I know what you’re thinking.
Another article telling me my lifestyle is not conducive to optimum health, which explains to me how I need to have more kale in my diet, drink fewer mimosas and take up yoga, right? Wrong!
So, your diet consists almost exclusively of Cinnamon Toast Crunch and Hot Pockets. I mean, there’s a whole grain in there somewhere, right? It says so right on the box! So it must not be too bad for you.
You even ate a salad for lunch last Tuesday. So what if it was covered in bacon, drenched in dressing and topped with five cheeses? Not to mention you went to the gym twice last week, and ran over a mile total.
You’re practically the spitting image of overall health. Or, maybe you could make a few improvements.
The problem with today’s societal views on health is two-fold. One, we are in a constant state of chaotic living, in which we settle for reheated pizza from last Saturday’s 2 am post-drinking binge. And two, we revert to watching "Seinfeld" reruns on our couch, due to over-exhaustion and lack of motivation.
Sure, what we eat and put into our bodies is one element of overall health, but mental health is just as important (if not more important) than our physical health.
Truth be told, you don’t have to take shots of kale juice or eat quinoa cereal topped with flax seeds to be healthy. A few simple changes to the way you eat, and the way you live, will go a long way toward leading an overall healthier lifestyle:
1. Eat mostly unprocessed foods.
I’m not saying you have to go full-blown hippie and base your diet entirely on raw foods. And no, you don’t have to give up your morning Pop-Tarts.
The majority of your diet should consist of lean meats such as chicken breast or ground turkey, along with a variety of vegetables. Following the 80/20 rule and eating whole foods 80 percent of the time will go a long way.
You can still have your cake, and eat it too.
2. Walk when possible.
Olympic training, marathon-based running or even CrossFit isn’t necessary for optimal health. Just don’t be a lazy ass.
Now, park further away from your office at work, or walk to the grocery store instead of making that quarter-mile drive down the street. More activity breeds better flexibility, mobility and overall health.
Your body will thank you in 20 years.
3. Drink less often.
When the doctor asks you how much you drink, you understate this amount significantly. Oh, I drink socially with friends.
You know it's 10 shots of Fireball, followed up with two Red Bull vodkas, later downed by a handful of Sam Adams (light, of course).
And that’s just the pregame.
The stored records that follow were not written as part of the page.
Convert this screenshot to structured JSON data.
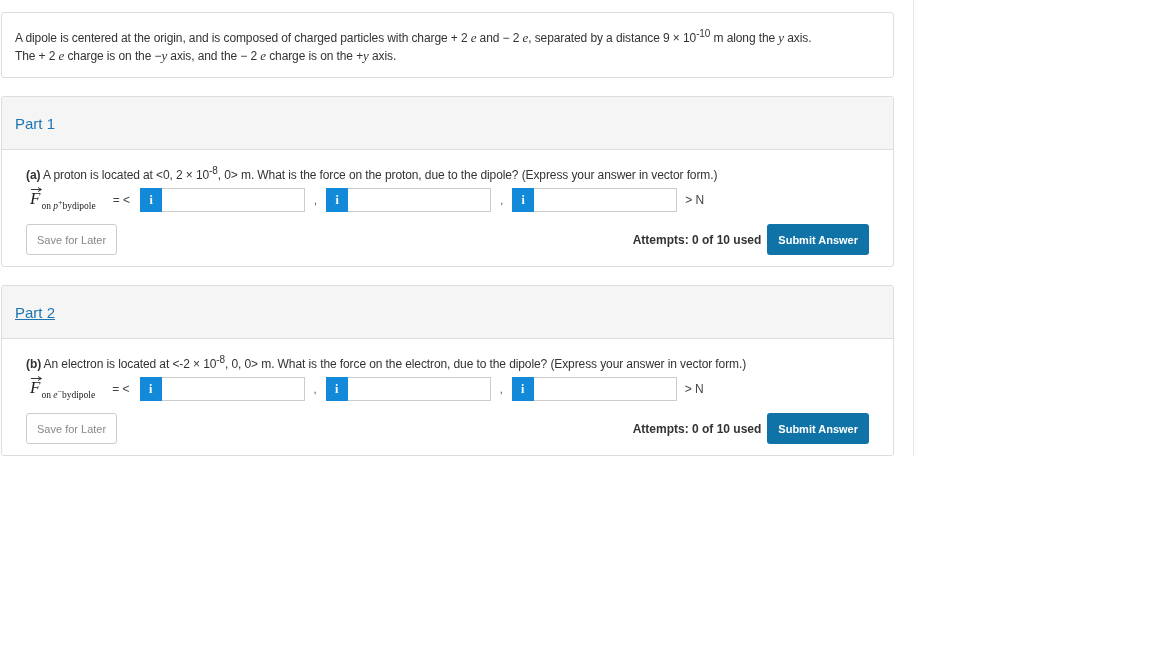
{
  "problem": {
    "statement": [
      "A dipole is centered at the origin, and is composed of charged particles with charge + 2 *e* and − 2 *e*, separated by a distance 9 × 10$^{-10}$ m along the *y* axis.",
      "The + 2 *e* charge is on the −*y* axis, and the − 2 *e* charge is on the +*y* axis."
    ]
  },
  "parts": [
    {
      "title": "Part 1",
      "hovered": false,
      "question": "**(a)** A proton is located at <0, 2 × 10$^{-8}$, 0> m. What is the force on the proton, due to the dipole? (Express your answer in vector form.)",
      "answer": {
        "symbol": "F",
        "subscript": "on *p*$^{+}$bydipole",
        "open": "= <",
        "fields": [
          {
            "info": "i"
          },
          {
            "separator": ",",
            "info": "i"
          },
          {
            "separator": ",",
            "info": "i"
          }
        ],
        "close": "> N"
      },
      "save_button": "Save for Later",
      "attempts": "Attempts: 0 of 10 used",
      "submit_button": "Submit Answer"
    },
    {
      "title": "Part 2",
      "hovered": true,
      "question": "**(b)** An electron is located at <-2 × 10$^{-8}$, 0, 0> m. What is the force on the electron, due to the dipole? (Express your answer in vector form.)",
      "answer": {
        "symbol": "F",
        "subscript": "on *e*$^{−}$bydipole",
        "open": "= <",
        "fields": [
          {
            "info": "i"
          },
          {
            "separator": ",",
            "info": "i"
          },
          {
            "separator": ",",
            "info": "i"
          }
        ],
        "close": "> N"
      },
      "save_button": "Save for Later",
      "attempts": "Attempts: 0 of 10 used",
      "submit_button": "Submit Answer"
    }
  ]
}
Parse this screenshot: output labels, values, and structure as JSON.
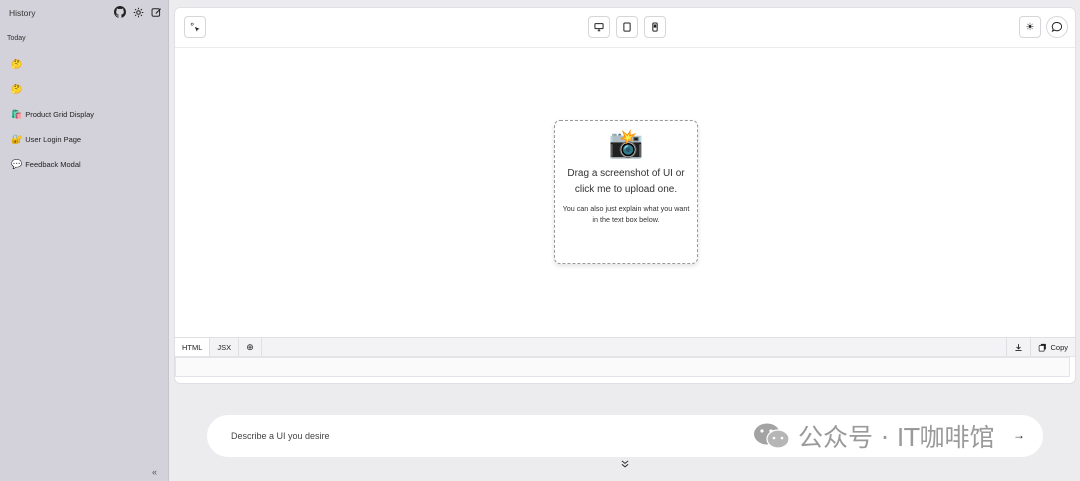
{
  "sidebar": {
    "title": "History",
    "section": "Today",
    "items": [
      {
        "emoji": "🤔",
        "label": ""
      },
      {
        "emoji": "🤔",
        "label": ""
      },
      {
        "emoji": "🛍️",
        "label": "Product Grid Display"
      },
      {
        "emoji": "🔐",
        "label": "User Login Page"
      },
      {
        "emoji": "💬",
        "label": "Feedback Modal"
      }
    ],
    "collapse_glyph": "«"
  },
  "toolbar": {
    "select_icon": "cursor-click-icon",
    "devices": [
      "desktop-icon",
      "tablet-icon",
      "mobile-icon"
    ],
    "theme_glyph": "☀",
    "chat_icon": "chat-bubble-icon"
  },
  "upload": {
    "emoji": "📸",
    "title": "Drag a screenshot of UI or click me to upload one.",
    "subtitle": "You can also just explain what you want in the text box below."
  },
  "tabs": {
    "items": [
      "HTML",
      "JSX"
    ],
    "add_glyph": "⊕",
    "copy_label": "Copy"
  },
  "prompt": {
    "placeholder": "Describe a UI you desire",
    "send_glyph": "→"
  },
  "watermark": "公众号 · IT咖啡馆",
  "expand_glyph": "⌄⌄"
}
But in all truth, limiting your heavy drinking to just one night a week will make a huge difference in liver function, and your wallet will thank you for it.
4. Bring your lunch to work.
Yes, I said it. Instead of grabbing a burger for the third time this week, bring a packed lunch from home.
It doesn’t have to be chicken and broccoli. Just bring something, anything.
Chances are, no matter what you bring, it will be an improvement over the Taco Bell value menu.
5. Take vacations.
On a regular basis, plan a short getaway, even if only for the weekend.
Hell, take a sick day! That’s what they are there for.
You have the rest of your life to be miserable working. Take a break once in a while.
6. Stay away from negativity.
If there are people in your life who just seem to be filled with negative energy, cut them off (yesterday).
7. End toxic relationships/friendships.
I mean, see point six.
8. Take time away from technology
In a world constantly consumed with and driven by technology, put away your phone and your computer.
Even if it's only for a couple of hours per day, it will help clear your mind.
As an added bonus, you won’t have to look at pictures of that guy from your 10th grade math classes on Facebook for the fourth time this week.
9. Participate in physical activities
No, you don’t have to become Arnold himself. But do some sort of activity to get you off the couch, and away from binging on "House of Cards" for the third time this year.
Take a hike. Go to the beach. Ride a bike, you get the idea.
Physical activity relieves both physical and mental stress.
10. Read more.
I know you probably haven’t picked up a book since you read the CliffsNotes for "Catcher In The Rye" in the ninth grade, but we all have to start somewhere.
Pick a topic you are interested in or want to learn more about. Maybe your thing is medieval architecture, or maybe it's just some basic biology. Whatever floats your boat.
Any type of reading will stimulate that brain of yours, and increase your intellectual capacity. (It couldn’t hurt, right?)
11. Pick up a new hobby.
You know you’ve been talking about picking up golf for the past three years.
Having interests outside your work and family will lead to a more fulfilling life. Explore a new craft.
Picking up any new outside hobby will automatically make you appear more interesting than at least 50 percent of your friends (potentially more, depending on how lame your friends are).
12. F*ck what people think.
Haters gonna hate, right? As Dr. Dre said, “If y’all don’t like me, blow me.”
A few simple changes are easy to do, right? One step at a time, and your world may drastically change for the better.